Preparing youth for the labor market has competed with the public’s expectation to prepare children to participate politically and socially in the community, expand equal educational opportunity, and, at the same time, help individuals climb the social ladder to success. This last purpose of schools as a vehicle for social mobility has meant that parents see schools as an individually acquired consumer good to help their sons and daughters achieve success in life.
The economic purpose for tax-supported schooling—a public good–has dominated policy debates for well over a century and in the past three decades has joined social mobility, a private good, to suck out all the oxygen in any discussion of civic or other purposes for public schools.
Most reformers, the general public, and educators have yet to distinguish between cycles of policy talk and action from what happens to policies when they are implemented in schools.
Policy talk refers to reformers’ cyclical rhetoric of gloomy assessments of schooling problems married to over-confident solutions.
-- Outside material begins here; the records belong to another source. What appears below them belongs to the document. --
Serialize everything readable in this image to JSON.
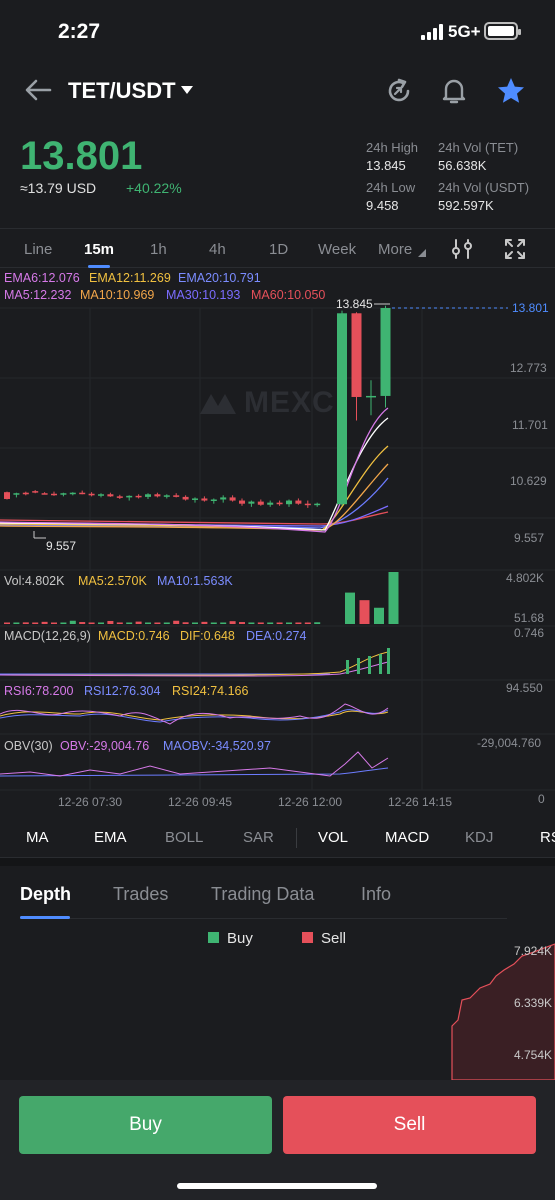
{
  "status_bar": {
    "time": "2:27",
    "network": "5G+"
  },
  "header": {
    "pair": "TET/USDT"
  },
  "ticker": {
    "price": "13.801",
    "usd_price": "≈13.79 USD",
    "change": "+40.22%",
    "high_label": "24h High",
    "high_value": "13.845",
    "low_label": "24h Low",
    "low_value": "9.458",
    "vol_tet_label": "24h Vol (TET)",
    "vol_tet_value": "56.638K",
    "vol_usdt_label": "24h Vol  (USDT)",
    "vol_usdt_value": "592.597K"
  },
  "timeframes": [
    "Line",
    "15m",
    "1h",
    "4h",
    "1D",
    "Week",
    "More"
  ],
  "active_timeframe": "15m",
  "indicators_main": {
    "ema6": "EMA6:12.076",
    "ema12": "EMA12:11.269",
    "ema20": "EMA20:10.791",
    "ma5": "MA5:12.232",
    "ma10": "MA10:10.969",
    "ma30": "MA30:10.193",
    "ma60": "MA60:10.050"
  },
  "chart_data": {
    "type": "candlestick",
    "price_axis": [
      "13.801",
      "12.773",
      "11.701",
      "10.629",
      "9.557"
    ],
    "high_marker": "13.845",
    "low_marker": "9.557",
    "current_price": "13.801",
    "time_axis": [
      "12-26 07:30",
      "12-26 09:45",
      "12-26 12:00",
      "12-26 14:15"
    ],
    "watermark": "MEXC",
    "candles": [
      {
        "o": 10.28,
        "h": 10.29,
        "l": 10.14,
        "c": 10.15
      },
      {
        "o": 10.24,
        "h": 10.27,
        "l": 10.18,
        "c": 10.26
      },
      {
        "o": 10.27,
        "h": 10.29,
        "l": 10.22,
        "c": 10.24
      },
      {
        "o": 10.3,
        "h": 10.32,
        "l": 10.26,
        "c": 10.28
      },
      {
        "o": 10.26,
        "h": 10.28,
        "l": 10.24,
        "c": 10.25
      },
      {
        "o": 10.25,
        "h": 10.29,
        "l": 10.21,
        "c": 10.23
      },
      {
        "o": 10.24,
        "h": 10.27,
        "l": 10.2,
        "c": 10.26
      },
      {
        "o": 10.26,
        "h": 10.28,
        "l": 10.22,
        "c": 10.27
      },
      {
        "o": 10.27,
        "h": 10.31,
        "l": 10.24,
        "c": 10.25
      },
      {
        "o": 10.25,
        "h": 10.28,
        "l": 10.2,
        "c": 10.22
      },
      {
        "o": 10.22,
        "h": 10.26,
        "l": 10.18,
        "c": 10.24
      },
      {
        "o": 10.24,
        "h": 10.27,
        "l": 10.19,
        "c": 10.2
      },
      {
        "o": 10.2,
        "h": 10.23,
        "l": 10.15,
        "c": 10.18
      },
      {
        "o": 10.18,
        "h": 10.22,
        "l": 10.12,
        "c": 10.21
      },
      {
        "o": 10.21,
        "h": 10.24,
        "l": 10.16,
        "c": 10.19
      },
      {
        "o": 10.19,
        "h": 10.26,
        "l": 10.15,
        "c": 10.24
      },
      {
        "o": 10.24,
        "h": 10.27,
        "l": 10.18,
        "c": 10.2
      },
      {
        "o": 10.2,
        "h": 10.24,
        "l": 10.16,
        "c": 10.22
      },
      {
        "o": 10.22,
        "h": 10.26,
        "l": 10.18,
        "c": 10.19
      },
      {
        "o": 10.19,
        "h": 10.22,
        "l": 10.12,
        "c": 10.14
      },
      {
        "o": 10.14,
        "h": 10.18,
        "l": 10.08,
        "c": 10.16
      },
      {
        "o": 10.16,
        "h": 10.2,
        "l": 10.1,
        "c": 10.12
      },
      {
        "o": 10.12,
        "h": 10.16,
        "l": 10.06,
        "c": 10.14
      },
      {
        "o": 10.14,
        "h": 10.22,
        "l": 10.08,
        "c": 10.18
      },
      {
        "o": 10.18,
        "h": 10.22,
        "l": 10.1,
        "c": 10.12
      },
      {
        "o": 10.12,
        "h": 10.16,
        "l": 10.02,
        "c": 10.06
      },
      {
        "o": 10.06,
        "h": 10.12,
        "l": 10.0,
        "c": 10.1
      },
      {
        "o": 10.1,
        "h": 10.14,
        "l": 10.02,
        "c": 10.04
      },
      {
        "o": 10.04,
        "h": 10.12,
        "l": 10.0,
        "c": 10.08
      },
      {
        "o": 10.08,
        "h": 10.12,
        "l": 10.02,
        "c": 10.05
      },
      {
        "o": 10.05,
        "h": 10.14,
        "l": 10.0,
        "c": 10.12
      },
      {
        "o": 10.12,
        "h": 10.16,
        "l": 10.04,
        "c": 10.06
      },
      {
        "o": 10.06,
        "h": 10.12,
        "l": 9.98,
        "c": 10.04
      },
      {
        "o": 10.04,
        "h": 10.08,
        "l": 10.0,
        "c": 10.06
      },
      {
        "o": 10.05,
        "h": 13.75,
        "l": 10.02,
        "c": 13.7
      },
      {
        "o": 13.7,
        "h": 13.72,
        "l": 11.65,
        "c": 12.1
      },
      {
        "o": 12.1,
        "h": 12.42,
        "l": 11.75,
        "c": 12.12
      },
      {
        "o": 12.12,
        "h": 13.845,
        "l": 11.9,
        "c": 13.801
      }
    ]
  },
  "volume": {
    "label": "Vol:4.802K",
    "ma5": "MA5:2.570K",
    "ma10": "MA10:1.563K",
    "axis_top": "4.802K",
    "axis_bottom": "51.68",
    "values": [
      0.12,
      0.1,
      0.15,
      0.08,
      0.2,
      0.1,
      0.12,
      0.3,
      0.18,
      0.08,
      0.1,
      0.28,
      0.14,
      0.1,
      0.22,
      0.08,
      0.12,
      0.1,
      0.3,
      0.16,
      0.1,
      0.2,
      0.12,
      0.1,
      0.26,
      0.18,
      0.1,
      0.14,
      0.12,
      0.08,
      0.1,
      0.12,
      0.14,
      0.16,
      2.9,
      2.2,
      1.5,
      4.802
    ]
  },
  "macd": {
    "label": "MACD(12,26,9)",
    "macd": "MACD:0.746",
    "dif": "DIF:0.648",
    "dea": "DEA:0.274",
    "axis_top": "0.746"
  },
  "rsi": {
    "rsi6": "RSI6:78.200",
    "rsi12": "RSI12:76.304",
    "rsi24": "RSI24:74.166",
    "axis_top": "94.550"
  },
  "obv": {
    "label": "OBV(30)",
    "obv": "OBV:-29,004.76",
    "maobv": "MAOBV:-34,520.97",
    "axis_top": "-29,004.760",
    "axis_bottom": "0"
  },
  "indicator_tabs": [
    "MA",
    "EMA",
    "BOLL",
    "SAR",
    "VOL",
    "MACD",
    "KDJ",
    "RS"
  ],
  "info_tabs": [
    "Depth",
    "Trades",
    "Trading Data",
    "Info"
  ],
  "depth": {
    "buy_label": "Buy",
    "sell_label": "Sell",
    "axis": [
      "7.924K",
      "6.339K",
      "4.754K"
    ]
  },
  "actions": {
    "buy": "Buy",
    "sell": "Sell"
  },
  "colors": {
    "up": "#3fb472",
    "down": "#e5505a",
    "accent": "#4f8cff"
  }
}
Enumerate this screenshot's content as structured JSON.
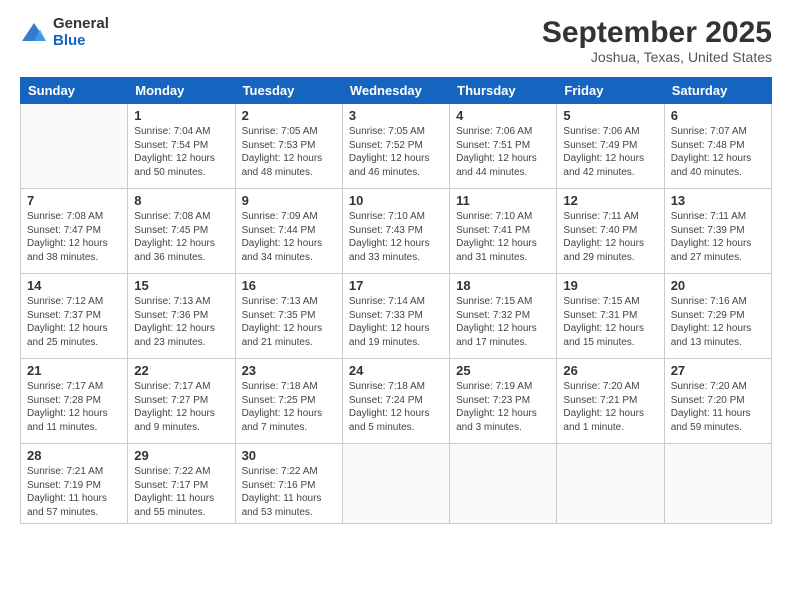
{
  "logo": {
    "general": "General",
    "blue": "Blue"
  },
  "header": {
    "month": "September 2025",
    "location": "Joshua, Texas, United States"
  },
  "weekdays": [
    "Sunday",
    "Monday",
    "Tuesday",
    "Wednesday",
    "Thursday",
    "Friday",
    "Saturday"
  ],
  "weeks": [
    [
      {
        "day": "",
        "info": ""
      },
      {
        "day": "1",
        "info": "Sunrise: 7:04 AM\nSunset: 7:54 PM\nDaylight: 12 hours\nand 50 minutes."
      },
      {
        "day": "2",
        "info": "Sunrise: 7:05 AM\nSunset: 7:53 PM\nDaylight: 12 hours\nand 48 minutes."
      },
      {
        "day": "3",
        "info": "Sunrise: 7:05 AM\nSunset: 7:52 PM\nDaylight: 12 hours\nand 46 minutes."
      },
      {
        "day": "4",
        "info": "Sunrise: 7:06 AM\nSunset: 7:51 PM\nDaylight: 12 hours\nand 44 minutes."
      },
      {
        "day": "5",
        "info": "Sunrise: 7:06 AM\nSunset: 7:49 PM\nDaylight: 12 hours\nand 42 minutes."
      },
      {
        "day": "6",
        "info": "Sunrise: 7:07 AM\nSunset: 7:48 PM\nDaylight: 12 hours\nand 40 minutes."
      }
    ],
    [
      {
        "day": "7",
        "info": "Sunrise: 7:08 AM\nSunset: 7:47 PM\nDaylight: 12 hours\nand 38 minutes."
      },
      {
        "day": "8",
        "info": "Sunrise: 7:08 AM\nSunset: 7:45 PM\nDaylight: 12 hours\nand 36 minutes."
      },
      {
        "day": "9",
        "info": "Sunrise: 7:09 AM\nSunset: 7:44 PM\nDaylight: 12 hours\nand 34 minutes."
      },
      {
        "day": "10",
        "info": "Sunrise: 7:10 AM\nSunset: 7:43 PM\nDaylight: 12 hours\nand 33 minutes."
      },
      {
        "day": "11",
        "info": "Sunrise: 7:10 AM\nSunset: 7:41 PM\nDaylight: 12 hours\nand 31 minutes."
      },
      {
        "day": "12",
        "info": "Sunrise: 7:11 AM\nSunset: 7:40 PM\nDaylight: 12 hours\nand 29 minutes."
      },
      {
        "day": "13",
        "info": "Sunrise: 7:11 AM\nSunset: 7:39 PM\nDaylight: 12 hours\nand 27 minutes."
      }
    ],
    [
      {
        "day": "14",
        "info": "Sunrise: 7:12 AM\nSunset: 7:37 PM\nDaylight: 12 hours\nand 25 minutes."
      },
      {
        "day": "15",
        "info": "Sunrise: 7:13 AM\nSunset: 7:36 PM\nDaylight: 12 hours\nand 23 minutes."
      },
      {
        "day": "16",
        "info": "Sunrise: 7:13 AM\nSunset: 7:35 PM\nDaylight: 12 hours\nand 21 minutes."
      },
      {
        "day": "17",
        "info": "Sunrise: 7:14 AM\nSunset: 7:33 PM\nDaylight: 12 hours\nand 19 minutes."
      },
      {
        "day": "18",
        "info": "Sunrise: 7:15 AM\nSunset: 7:32 PM\nDaylight: 12 hours\nand 17 minutes."
      },
      {
        "day": "19",
        "info": "Sunrise: 7:15 AM\nSunset: 7:31 PM\nDaylight: 12 hours\nand 15 minutes."
      },
      {
        "day": "20",
        "info": "Sunrise: 7:16 AM\nSunset: 7:29 PM\nDaylight: 12 hours\nand 13 minutes."
      }
    ],
    [
      {
        "day": "21",
        "info": "Sunrise: 7:17 AM\nSunset: 7:28 PM\nDaylight: 12 hours\nand 11 minutes."
      },
      {
        "day": "22",
        "info": "Sunrise: 7:17 AM\nSunset: 7:27 PM\nDaylight: 12 hours\nand 9 minutes."
      },
      {
        "day": "23",
        "info": "Sunrise: 7:18 AM\nSunset: 7:25 PM\nDaylight: 12 hours\nand 7 minutes."
      },
      {
        "day": "24",
        "info": "Sunrise: 7:18 AM\nSunset: 7:24 PM\nDaylight: 12 hours\nand 5 minutes."
      },
      {
        "day": "25",
        "info": "Sunrise: 7:19 AM\nSunset: 7:23 PM\nDaylight: 12 hours\nand 3 minutes."
      },
      {
        "day": "26",
        "info": "Sunrise: 7:20 AM\nSunset: 7:21 PM\nDaylight: 12 hours\nand 1 minute."
      },
      {
        "day": "27",
        "info": "Sunrise: 7:20 AM\nSunset: 7:20 PM\nDaylight: 11 hours\nand 59 minutes."
      }
    ],
    [
      {
        "day": "28",
        "info": "Sunrise: 7:21 AM\nSunset: 7:19 PM\nDaylight: 11 hours\nand 57 minutes."
      },
      {
        "day": "29",
        "info": "Sunrise: 7:22 AM\nSunset: 7:17 PM\nDaylight: 11 hours\nand 55 minutes."
      },
      {
        "day": "30",
        "info": "Sunrise: 7:22 AM\nSunset: 7:16 PM\nDaylight: 11 hours\nand 53 minutes."
      },
      {
        "day": "",
        "info": ""
      },
      {
        "day": "",
        "info": ""
      },
      {
        "day": "",
        "info": ""
      },
      {
        "day": "",
        "info": ""
      }
    ]
  ]
}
Hyper-excited policy talk occurred over national defense during the Cold War with the Soviet Union in the 1950s; we hear echoes of it now with fears of Chinese economic and military hegemony in Asia. Ditto for policy talk about distance learning or online instruction transforming U.S. schools and colleges in the 1960s, 1990s, and, now. Pronouncements from federal officials—take a look at the 2010 National Technology Plan—and for-profit companies promise a brave new high-tech world of individually tailored online learning at home and elsewhere eventually replacing brick-and-mortar schools.
In short, policy talk is hyperventilating rhetoric that we have heard repeatedly.
Policy action refers to the decisions governors, mayors, superintendents, and legislators make in adopting policies to solve school problems. Examples range from school boards buying iPads for kindergartners to superintendents establishing new math programs to the U.S. Congress and President approving NCLB. Like policy talk, there have been cycles of adopting similar policies in phonics, dropouts, and technologies.
Policy implementation in schools, however, is not cyclical. It is linear. There are trends. Schools as institutions have structures, cultures, and history. Regularities in structures and culture change slowly and incrementally so that trend lines become noticeable over time.
Implementing new programs stretch out over five or more years. When researchers, for example, observe classrooms to see how computers are used by teachers in activities they find great variation across classrooms in the same school and among schools in the same district. Some teachers pick and choose elements of the program; others change policy by redesigning activities and lessons. Because of school culture and organizational realities, change is gradual and episodic. But trends do appear over time. What happens in schools and classrooms, then, is a world apart from the hyperbole and gloom accompanying cyclical policy talk and action.
These three statements about historical patterns in school reform I stipulate as facts answer the questions of where the U.S. is in school reform now.